Article Text

Download PDFPDF
Systematic review and meta-analysis
Central venous catheters coated or impregnated with antimicrobial agents effectively prevent microbial colonisation and catheter-related bloodstream infections
  1. Mark E Rupp
  1. Department of Internal Medicine, University of Nebraska Medical Center, Omaha, Nebraska, USA
  1. Correspondence to : Dr Mark E Rupp, Department of Internal Medicine, University of Nebraska Medical Center, 985400 Nebraska Medical Center, Omaha, NE 68198, USA; merupp{at}

Statistics from

Request Permissions

If you wish to reuse any or all of this article please use the link below which will take you to the Copyright Clearance Center’s RightsLink service. You will be able to get a quick price and instant permission to reuse the content in many different ways.

Commentary on: OpenUrlPubMed

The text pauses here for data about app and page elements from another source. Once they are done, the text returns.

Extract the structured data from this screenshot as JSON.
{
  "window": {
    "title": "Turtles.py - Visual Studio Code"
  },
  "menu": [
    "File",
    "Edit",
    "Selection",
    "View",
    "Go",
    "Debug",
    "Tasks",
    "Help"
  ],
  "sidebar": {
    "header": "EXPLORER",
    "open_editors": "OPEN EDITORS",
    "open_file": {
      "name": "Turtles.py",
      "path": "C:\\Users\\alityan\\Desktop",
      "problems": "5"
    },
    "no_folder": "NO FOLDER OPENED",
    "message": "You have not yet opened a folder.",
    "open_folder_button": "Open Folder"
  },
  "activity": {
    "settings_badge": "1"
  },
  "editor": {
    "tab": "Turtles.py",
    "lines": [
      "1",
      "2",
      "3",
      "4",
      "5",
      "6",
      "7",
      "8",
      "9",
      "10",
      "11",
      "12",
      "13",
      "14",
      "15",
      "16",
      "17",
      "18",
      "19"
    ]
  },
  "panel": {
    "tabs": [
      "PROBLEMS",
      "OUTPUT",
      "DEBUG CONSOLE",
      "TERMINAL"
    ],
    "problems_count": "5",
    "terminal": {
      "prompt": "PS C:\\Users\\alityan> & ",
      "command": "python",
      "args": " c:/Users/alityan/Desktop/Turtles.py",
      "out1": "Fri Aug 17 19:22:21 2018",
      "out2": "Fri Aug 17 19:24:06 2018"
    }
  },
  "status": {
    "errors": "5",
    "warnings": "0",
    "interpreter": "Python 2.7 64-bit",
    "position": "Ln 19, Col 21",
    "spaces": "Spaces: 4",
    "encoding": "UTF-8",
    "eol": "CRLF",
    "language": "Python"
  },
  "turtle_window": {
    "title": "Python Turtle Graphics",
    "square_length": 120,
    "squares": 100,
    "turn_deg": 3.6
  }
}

A total of 78 000 catheter-related bloodstream infections (CRBSI) occur in US hospitals and dialysis units annually, resulting in a mortality rate of 12.3% and an excess cost of US$7288–US$29 156/case. A commonly used and guideline-supported strategy to prevent CRBSI is to use a central venous catheter (CVC) that has been impregnated with antimicrobial agents.


Lai and colleagues performed a systematic review of randomised controlled trials (RCTs) that studied any type of coated CVC compared with either a non-coated CVC or CVC with another coating. The major outcomes of interest were clinically diagnosed sepsis, CRBSI and mortality. A comprehensive search strategy was used. The Cochrane data extraction method was utilised with two reviewers independently evaluating study relevance and risk of bias. …

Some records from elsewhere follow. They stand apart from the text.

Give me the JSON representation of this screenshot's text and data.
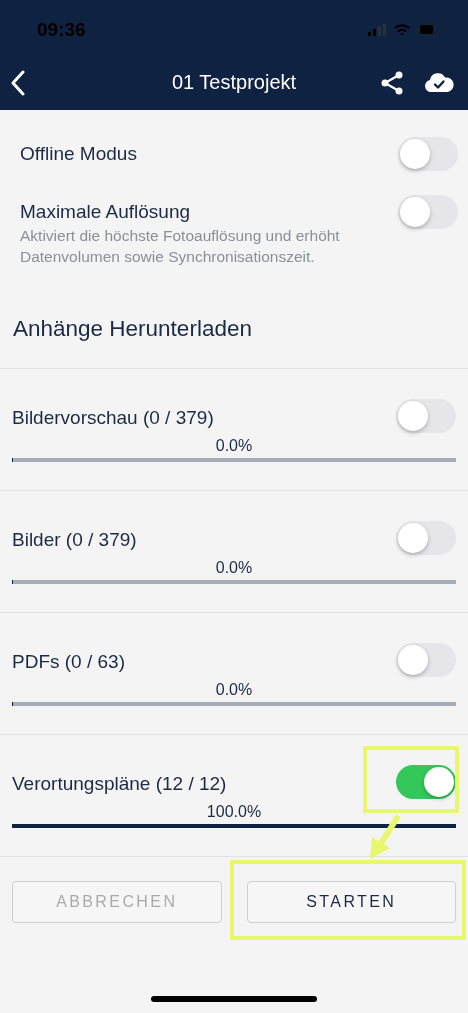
{
  "status_bar": {
    "time": "09:36"
  },
  "header": {
    "title": "01 Testprojekt"
  },
  "settings": [
    {
      "label": "Offline Modus",
      "on": false
    },
    {
      "label": "Maximale Auflösung",
      "description": "Aktiviert die höchste Fotoauflösung und erhöht Datenvolumen sowie Synchronisationszeit.",
      "on": false
    }
  ],
  "section_title": "Anhänge Herunterladen",
  "downloads": [
    {
      "label": "Bildervorschau (0 / 379)",
      "on": false,
      "level": 0,
      "percent": "0.0%",
      "highlighted": false
    },
    {
      "label": "Bilder (0 / 379)",
      "on": false,
      "level": 0,
      "percent": "0.0%",
      "highlighted": false
    },
    {
      "label": "PDFs (0 / 63)",
      "on": false,
      "level": 0,
      "percent": "0.0%",
      "highlighted": false
    },
    {
      "label": "Verortungspläne (12 / 12)",
      "on": true,
      "level": 1,
      "percent": "100.0%",
      "highlighted": true
    }
  ],
  "buttons": [
    {
      "label": "ABBRECHEN",
      "disabled": true,
      "highlighted": false
    },
    {
      "label": "STARTEN",
      "disabled": false,
      "highlighted": true
    }
  ]
}
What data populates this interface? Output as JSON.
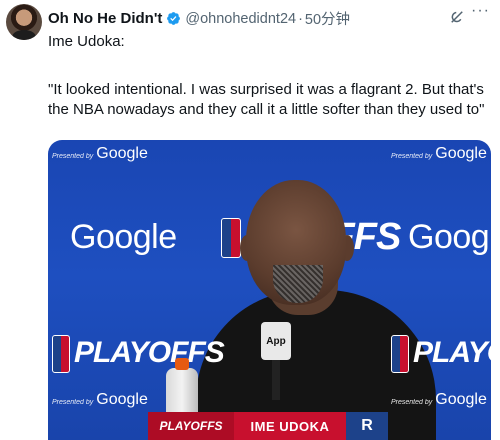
{
  "tweet": {
    "display_name": "Oh No He Didn't",
    "handle": "@ohnohedidnt24",
    "separator": "·",
    "time": "50分钟",
    "text_line1": "Ime Udoka:",
    "quote": "\"It looked intentional. I was surprised it was a flagrant 2. But that's the NBA nowadays and they call it a little softer than they used to\""
  },
  "icons": {
    "avatar": "profile-avatar",
    "verified": "verified-badge-icon",
    "grok": "grok-icon",
    "more": "more-icon"
  },
  "media": {
    "presented_by": "Presented by",
    "sponsor_small": "Google",
    "sponsor_large": "Google",
    "playoffs_text": "PLAYOFFS",
    "playoffs_partial": "OFFS",
    "mic_label": "App",
    "lower_third": {
      "left_text": "PLAYOFFS",
      "name": "IME UDOKA",
      "logo": "R"
    }
  },
  "colors": {
    "verified": "#1d9bf0",
    "backdrop": "#1e4fc0",
    "lower_third_red": "#c8102e",
    "lower_third_blue": "#1d428a"
  }
}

View Full Text


  • Competing interests MER reports grants and personal fees from 3M, grants and personal fees from Molnlycke and personal fees from Baxter outside the submitted work.